> _The task_
Without the images, output each record below as it stands.

Stored data entries
--------------------------------

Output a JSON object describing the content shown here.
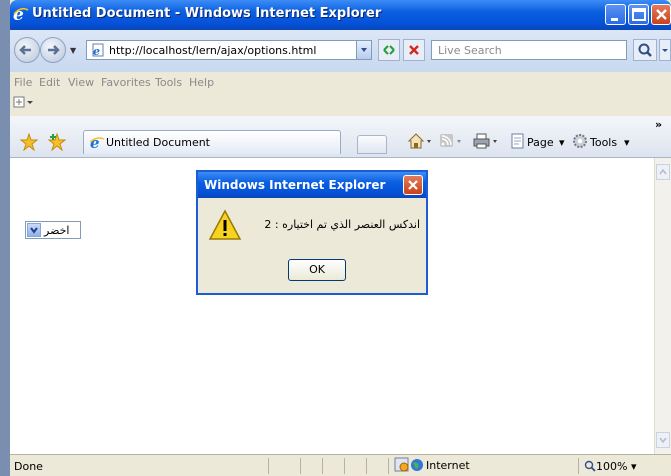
{
  "window": {
    "title": "Untitled Document - Windows Internet Explorer"
  },
  "address": {
    "url": "http://localhost/lern/ajax/options.html"
  },
  "search": {
    "placeholder": "Live Search"
  },
  "menu": {
    "items": [
      "File",
      "Edit",
      "View",
      "Favorites",
      "Tools",
      "Help"
    ]
  },
  "tab": {
    "title": "Untitled Document"
  },
  "commands": {
    "page": "Page",
    "tools": "Tools"
  },
  "content": {
    "select_value": "اخضر"
  },
  "dialog": {
    "title": "Windows Internet Explorer",
    "message": "اندكس العنصر الذي تم اختياره : 2",
    "ok_label": "OK"
  },
  "status": {
    "text": "Done",
    "zone": "Internet",
    "zoom": "100%"
  },
  "icons": {
    "title": "ie-logo-icon",
    "back": "back-arrow-icon",
    "forward": "forward-arrow-icon",
    "refresh": "refresh-icon",
    "stop": "stop-icon",
    "search": "search-icon",
    "home": "home-icon",
    "feeds": "rss-feed-icon",
    "print": "print-icon",
    "warning": "warning-icon",
    "globe": "globe-icon"
  }
}
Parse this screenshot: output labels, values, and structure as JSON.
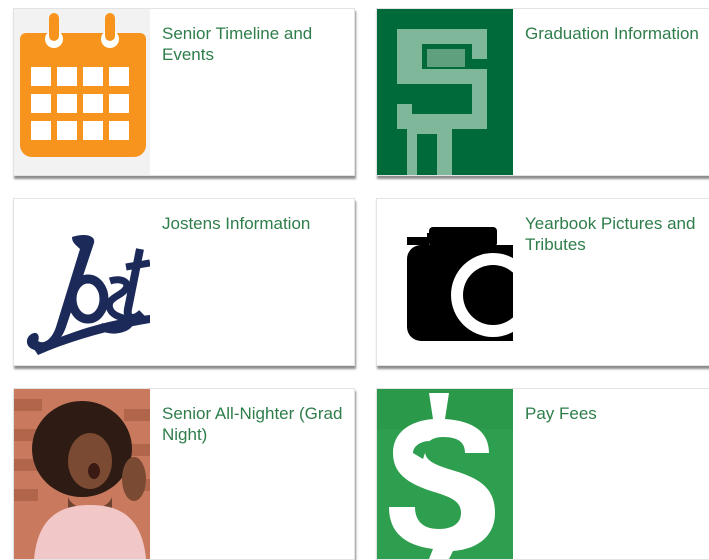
{
  "accent_color": "#2e7d4a",
  "cards": [
    {
      "title": "Senior Timeline and Events",
      "icon": "calendar-icon"
    },
    {
      "title": "Graduation Information",
      "icon": "school-logo-icon"
    },
    {
      "title": "Jostens Information",
      "icon": "jostens-logo-icon"
    },
    {
      "title": "Yearbook Pictures and Tributes",
      "icon": "camera-icon"
    },
    {
      "title": "Senior All-Nighter (Grad Night)",
      "icon": "yawning-person-photo"
    },
    {
      "title": "Pay Fees",
      "icon": "dollar-sign-icon"
    }
  ]
}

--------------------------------

> _Solution to this problem_
Output a JSON object describing the content shown here.
{
  "window": {
    "title": "Untitled Document - Windows Internet Explorer"
  },
  "address": {
    "url": "http://localhost/lern/ajax/options.html"
  },
  "search": {
    "placeholder": "Live Search"
  },
  "menu": {
    "items": [
      "File",
      "Edit",
      "View",
      "Favorites",
      "Tools",
      "Help"
    ]
  },
  "tab": {
    "title": "Untitled Document"
  },
  "commands": {
    "page": "Page",
    "tools": "Tools"
  },
  "content": {
    "select_value": "اخضر"
  },
  "dialog": {
    "title": "Windows Internet Explorer",
    "message": "اندكس العنصر الذي تم اختياره : 2",
    "ok_label": "OK"
  },
  "status": {
    "text": "Done",
    "zone": "Internet",
    "zoom": "100%"
  },
  "icons": {
    "title": "ie-logo-icon",
    "back": "back-arrow-icon",
    "forward": "forward-arrow-icon",
    "refresh": "refresh-icon",
    "stop": "stop-icon",
    "search": "search-icon",
    "home": "home-icon",
    "feeds": "rss-feed-icon",
    "print": "print-icon",
    "warning": "warning-icon",
    "globe": "globe-icon"
  }
}
Parse this screenshot: output labels, values, and structure as JSON.
{
  "accent_color": "#2e7d4a",
  "cards": [
    {
      "title": "Senior Timeline and Events",
      "icon": "calendar-icon"
    },
    {
      "title": "Graduation Information",
      "icon": "school-logo-icon"
    },
    {
      "title": "Jostens Information",
      "icon": "jostens-logo-icon"
    },
    {
      "title": "Yearbook Pictures and Tributes",
      "icon": "camera-icon"
    },
    {
      "title": "Senior All-Nighter (Grad Night)",
      "icon": "yawning-person-photo"
    },
    {
      "title": "Pay Fees",
      "icon": "dollar-sign-icon"
    }
  ]
}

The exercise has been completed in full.